Breast Masses

The likelihood that any discrete mass (felt to be clearly different from the surrounding breast tissue) is a cancer increases with patient age and is impacted by other risk factors mentioned above.

Patients identifying a discrete mass on their SBE should bring it to the attention of their physician or surgeon.

The subsequent evaluation of the mass will consist of a directed history and physical examination with review of pertinent records including mammograms.

A mammogram will usually be obtained depending upon the age of the patient if one has not been done in the recent past.

An ultrasound can provide useful information in assessing some masses. It can suggest whether the lesion is solid or fluid filled (cyst).

Fine needle aspiration is an office procedure that involves using a syringe and needle to sample the cells of the mass. If the mass is a simple cyst, the fluid will be withdrawn and the mass will disappear. If the mass is solid, cells will be withdrawn for analysis. Though this is an invasive procedure, the level of discomfort is similar to having a blood sample drawn. It can provide much useful information and in some cases avoid the need for a surgical biopsy.

Tissue sampling by biopsy is the most accurate means to exclude cancer in a breast mass. Most biopsies can be performed under local anesthesia in an operating room or minor surgery setting without the need for hospital admission. These procedures are well tolerated and in most cases cause minimal discomfort that is well controlled with mild pain medications.

All breast masses should be viewed with suspicion until appropriate evaluation has ruled out a potential cancer.

Mammographic abnormalities

Mammograms are screening x-rays that are used to detect early breast cancers.

Based upon the characteristics of abnormalities, radiologists make recommendations based upon their degree of suspicion that it may represent a cancer. This recommendation is frequently influenced by comparison of previous mammograms the patient has had.

If an area is thought to be suspicious for cancer, a biopsy is recommended.

Options for biopsy of nonpalpable mammographic abnormalities (cannot be felt on examination) include:

Needle localized biopsy. A fine wire is place by the radiologist into the breast marking the area of concern. The surgeon then uses this wire as a marker to guide sampling of the area in question. This is a breast biopsy as described above.

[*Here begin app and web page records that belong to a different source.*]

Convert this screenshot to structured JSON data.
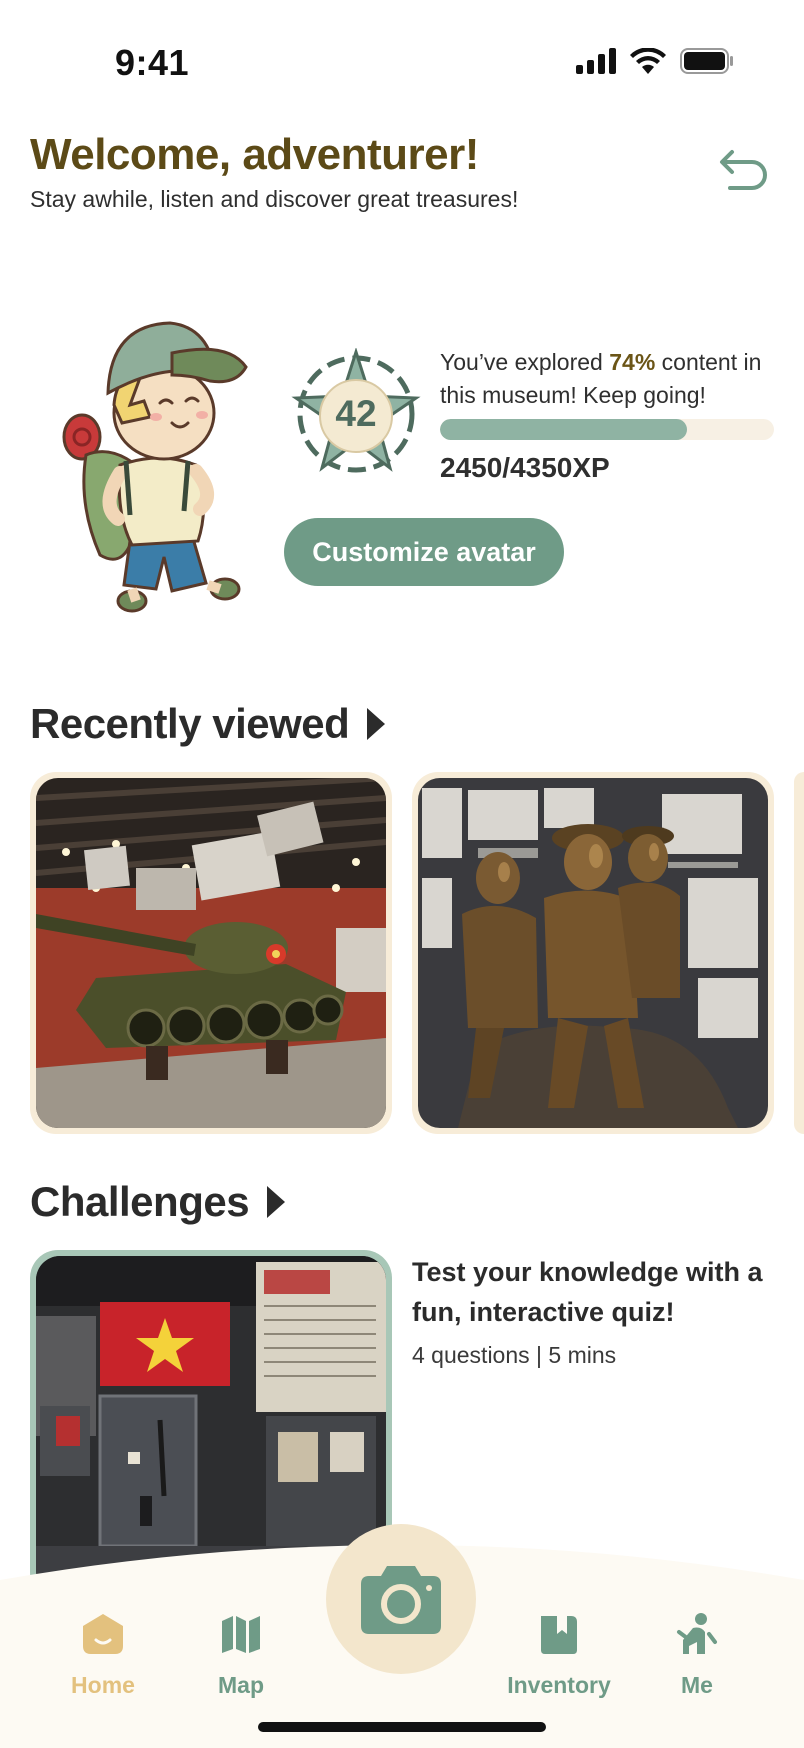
{
  "status": {
    "time": "9:41"
  },
  "header": {
    "title": "Welcome, adventurer!",
    "subtitle": "Stay awhile, listen and discover great treasures!"
  },
  "profile": {
    "level": "42",
    "progress_prefix": "You’ve explored ",
    "progress_percent_text": "74%",
    "progress_suffix": " content in this museum! Keep going!",
    "progress_fraction": 0.74,
    "xp_text": "2450/4350XP",
    "customize_label": "Customize avatar"
  },
  "recently_viewed": {
    "title": "Recently viewed",
    "items": [
      {
        "name": "tank-exhibit"
      },
      {
        "name": "bronze-statue-exhibit"
      }
    ]
  },
  "challenges": {
    "title": "Challenges",
    "quiz_title": "Test your knowledge with a fun, interactive quiz!",
    "quiz_meta": "4 questions | 5 mins"
  },
  "tabs": [
    {
      "label": "Home",
      "icon": "home-icon",
      "active": true
    },
    {
      "label": "Map",
      "icon": "map-icon",
      "active": false
    },
    {
      "label": "Inventory",
      "icon": "inventory-icon",
      "active": false
    },
    {
      "label": "Me",
      "icon": "person-icon",
      "active": false
    }
  ],
  "colors": {
    "accent": "#6f9b87",
    "brand_brown": "#5c4a17",
    "active_tab": "#e3c17e",
    "cream": "#f3e6cc"
  }
}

Stereotactic biopsy. This involves sophisticated mammography and computerized tracking equipment. A special biopsy needle is used to sample the area in question under local anesthesia. This procedure can generally be done through a very small incision.

Ultrasound guided biopsy.  This involves using an ultrasound probe to guide the needle in obtaining the sample.

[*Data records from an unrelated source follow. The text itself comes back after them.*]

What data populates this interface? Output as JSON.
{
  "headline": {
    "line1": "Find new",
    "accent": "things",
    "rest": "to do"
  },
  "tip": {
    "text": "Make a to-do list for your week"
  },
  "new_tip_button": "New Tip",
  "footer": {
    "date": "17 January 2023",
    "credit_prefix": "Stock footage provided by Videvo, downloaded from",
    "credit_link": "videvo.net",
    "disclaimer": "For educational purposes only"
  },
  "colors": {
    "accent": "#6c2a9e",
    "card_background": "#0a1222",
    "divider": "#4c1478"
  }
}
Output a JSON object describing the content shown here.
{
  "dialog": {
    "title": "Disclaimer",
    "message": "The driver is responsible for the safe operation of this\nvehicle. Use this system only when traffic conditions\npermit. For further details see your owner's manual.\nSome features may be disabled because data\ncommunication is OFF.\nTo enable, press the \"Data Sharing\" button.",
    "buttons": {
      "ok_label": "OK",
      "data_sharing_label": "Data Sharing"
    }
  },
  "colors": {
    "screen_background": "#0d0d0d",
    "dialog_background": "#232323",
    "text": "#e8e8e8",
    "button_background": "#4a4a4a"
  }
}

Findings of biopsy and further treatment options and recommendations if any will be discussed in follow-up with your surgeon.

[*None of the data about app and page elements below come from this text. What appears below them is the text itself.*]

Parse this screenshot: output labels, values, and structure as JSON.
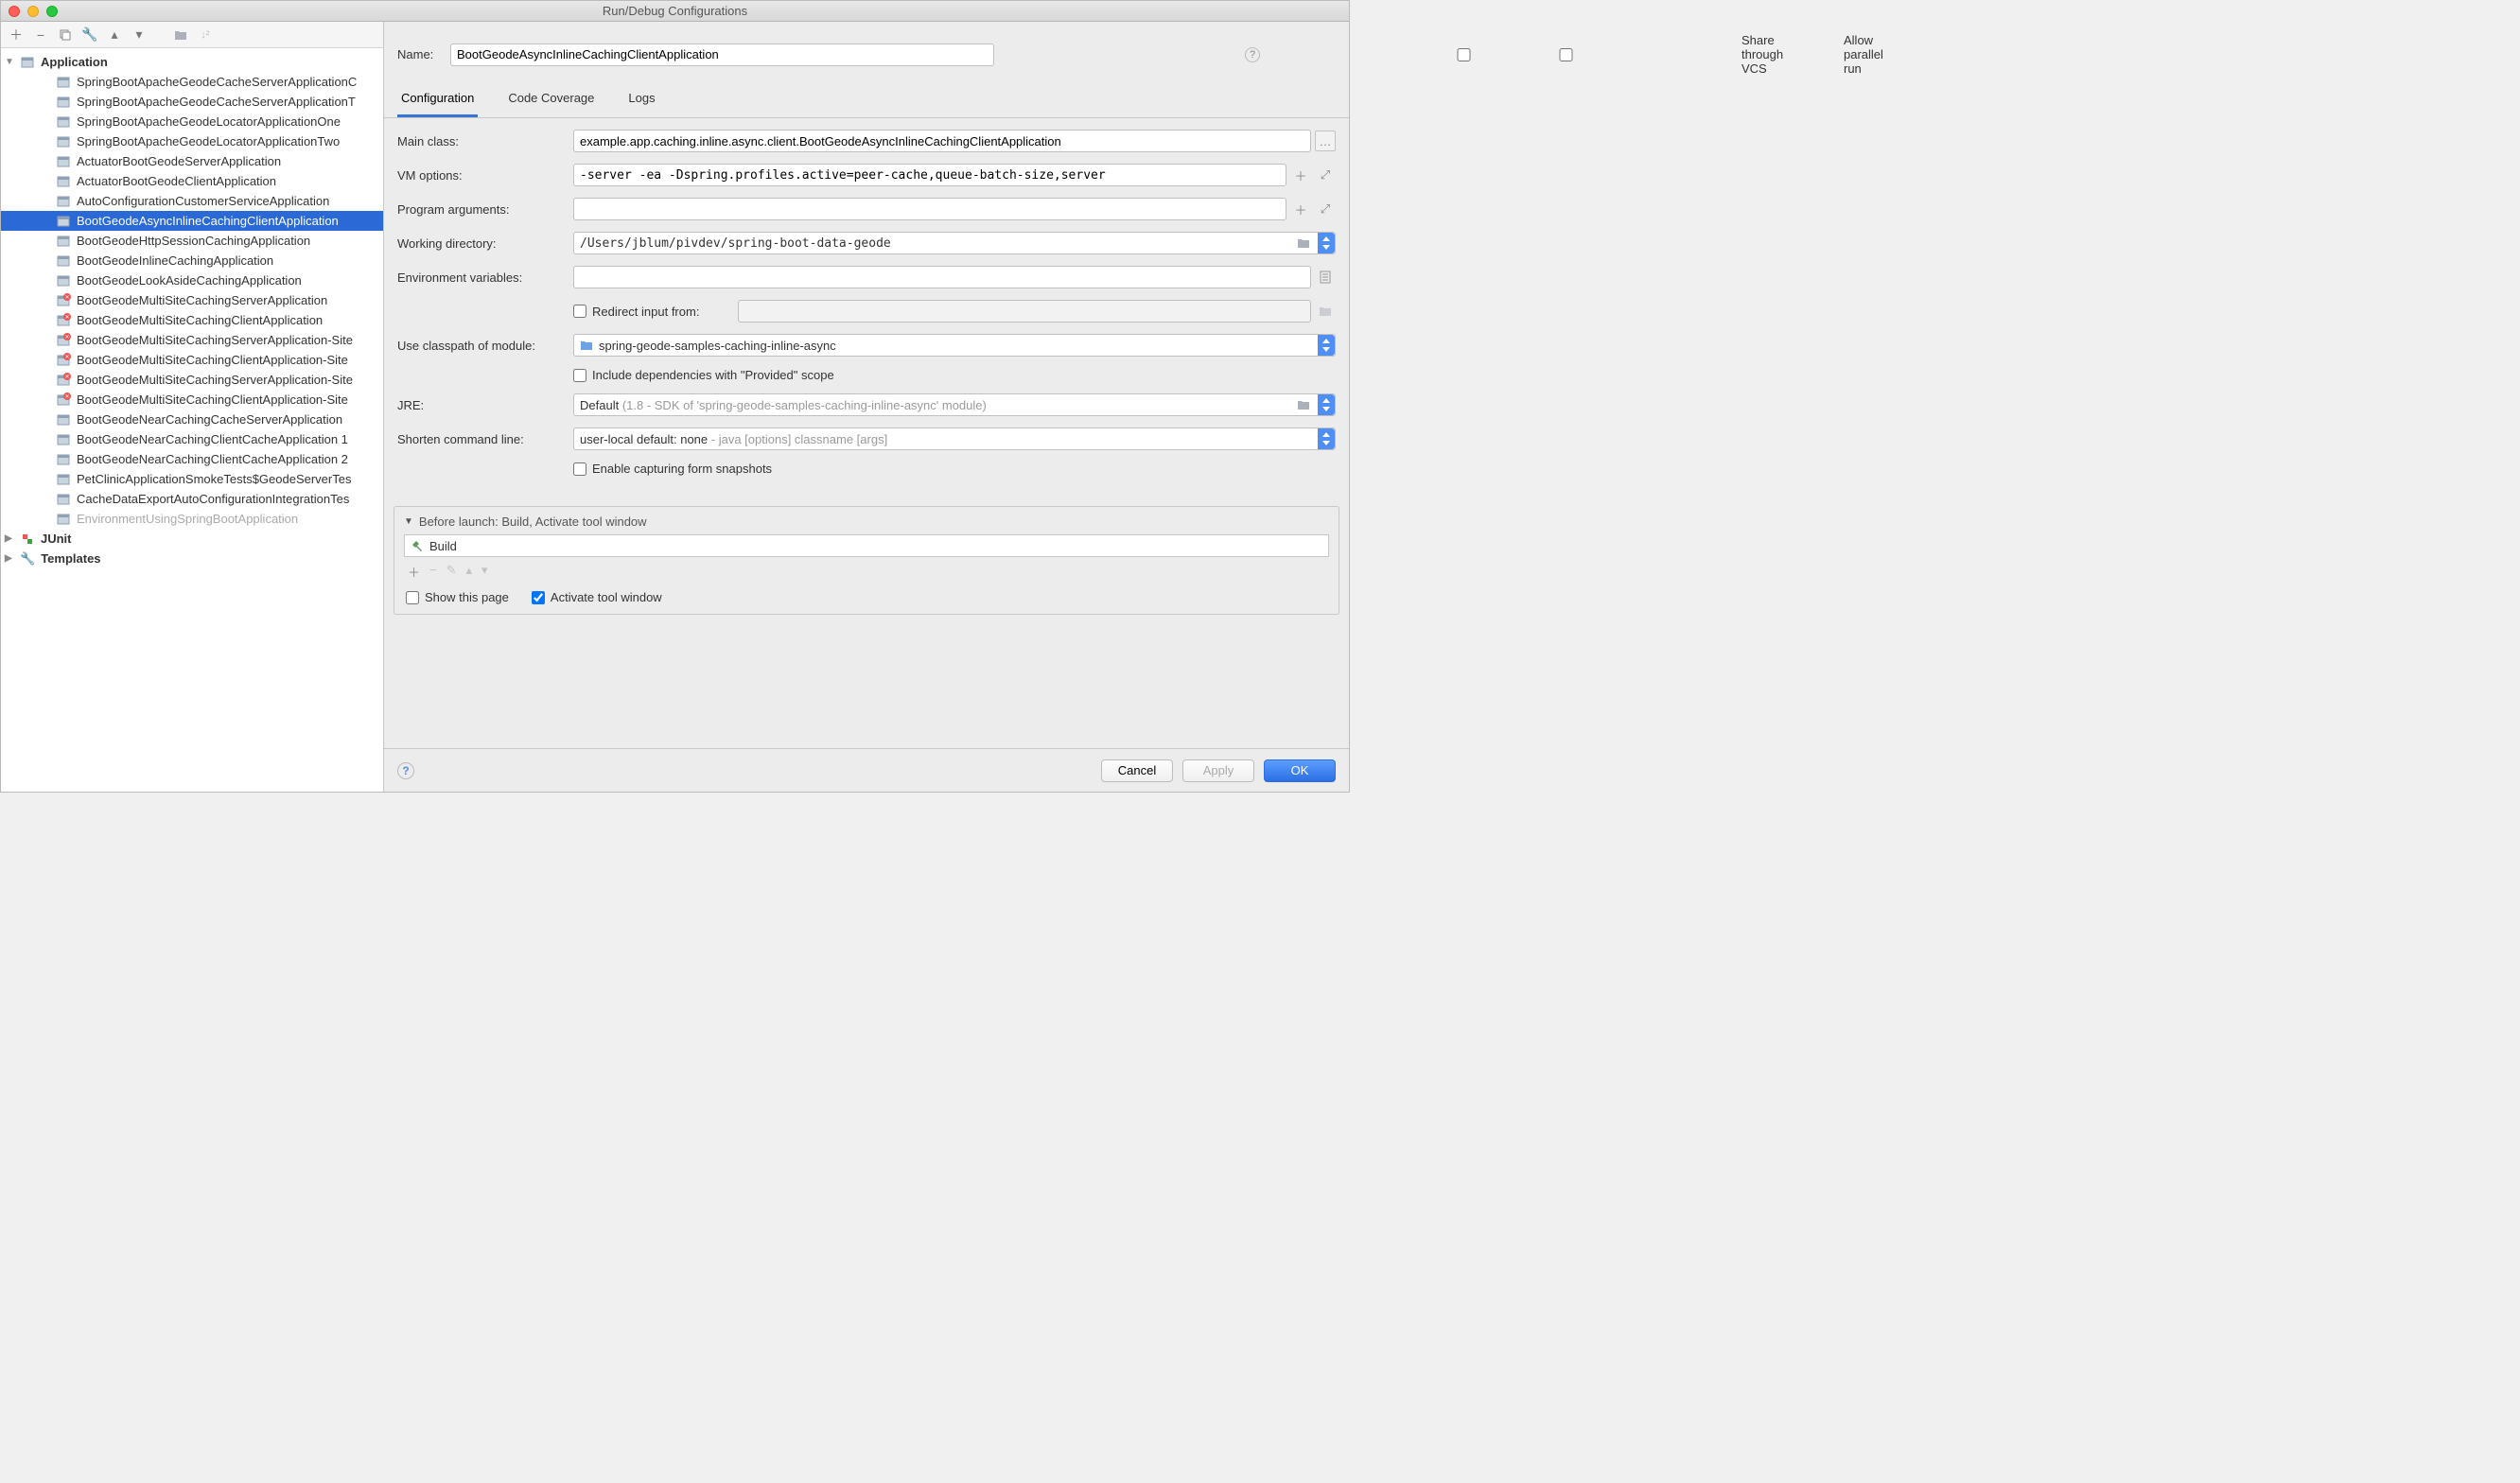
{
  "window": {
    "title": "Run/Debug Configurations"
  },
  "header": {
    "name_label": "Name:",
    "name_value": "BootGeodeAsyncInlineCachingClientApplication",
    "share_label": "Share through VCS",
    "parallel_label": "Allow parallel run"
  },
  "tabs": {
    "config": "Configuration",
    "coverage": "Code Coverage",
    "logs": "Logs"
  },
  "tree": {
    "application_label": "Application",
    "junit_label": "JUnit",
    "templates_label": "Templates",
    "items": [
      {
        "label": "SpringBootApacheGeodeCacheServerApplicationC"
      },
      {
        "label": "SpringBootApacheGeodeCacheServerApplicationT"
      },
      {
        "label": "SpringBootApacheGeodeLocatorApplicationOne"
      },
      {
        "label": "SpringBootApacheGeodeLocatorApplicationTwo"
      },
      {
        "label": "ActuatorBootGeodeServerApplication"
      },
      {
        "label": "ActuatorBootGeodeClientApplication"
      },
      {
        "label": "AutoConfigurationCustomerServiceApplication"
      },
      {
        "label": "BootGeodeAsyncInlineCachingClientApplication",
        "selected": true
      },
      {
        "label": "BootGeodeHttpSessionCachingApplication"
      },
      {
        "label": "BootGeodeInlineCachingApplication"
      },
      {
        "label": "BootGeodeLookAsideCachingApplication"
      },
      {
        "label": "BootGeodeMultiSiteCachingServerApplication",
        "err": true
      },
      {
        "label": "BootGeodeMultiSiteCachingClientApplication",
        "err": true
      },
      {
        "label": "BootGeodeMultiSiteCachingServerApplication-Site",
        "err": true
      },
      {
        "label": "BootGeodeMultiSiteCachingClientApplication-Site",
        "err": true
      },
      {
        "label": "BootGeodeMultiSiteCachingServerApplication-Site",
        "err": true
      },
      {
        "label": "BootGeodeMultiSiteCachingClientApplication-Site",
        "err": true
      },
      {
        "label": "BootGeodeNearCachingCacheServerApplication"
      },
      {
        "label": "BootGeodeNearCachingClientCacheApplication 1"
      },
      {
        "label": "BootGeodeNearCachingClientCacheApplication 2"
      },
      {
        "label": "PetClinicApplicationSmokeTests$GeodeServerTes"
      },
      {
        "label": "CacheDataExportAutoConfigurationIntegrationTes"
      },
      {
        "label": "EnvironmentUsingSpringBootApplication",
        "dim": true
      }
    ]
  },
  "form": {
    "main_class_label": "Main class:",
    "main_class": "example.app.caching.inline.async.client.BootGeodeAsyncInlineCachingClientApplication",
    "vm_label": "VM options:",
    "vm_value": "-server -ea -Dspring.profiles.active=peer-cache,queue-batch-size,server",
    "args_label": "Program arguments:",
    "args_value": "",
    "wd_label": "Working directory:",
    "wd_value": "/Users/jblum/pivdev/spring-boot-data-geode",
    "env_label": "Environment variables:",
    "env_value": "",
    "redirect_label": "Redirect input from:",
    "cp_label": "Use classpath of module:",
    "cp_value": "spring-geode-samples-caching-inline-async",
    "provided_label": "Include dependencies with \"Provided\" scope",
    "jre_label": "JRE:",
    "jre_value_prefix": "Default ",
    "jre_value_gray": "(1.8 - SDK of 'spring-geode-samples-caching-inline-async' module)",
    "shorten_label": "Shorten command line:",
    "shorten_value_prefix": "user-local default: none ",
    "shorten_value_gray": "- java [options] classname [args]",
    "snapshots_label": "Enable capturing form snapshots"
  },
  "before": {
    "title": "Before launch: Build, Activate tool window",
    "build": "Build",
    "show_page": "Show this page",
    "activate": "Activate tool window"
  },
  "footer": {
    "cancel": "Cancel",
    "apply": "Apply",
    "ok": "OK"
  }
}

Palmetto Surgery Associates, PA
108 Nimmons Circle
Seneca, South Carolina 29678
(864) 888-0909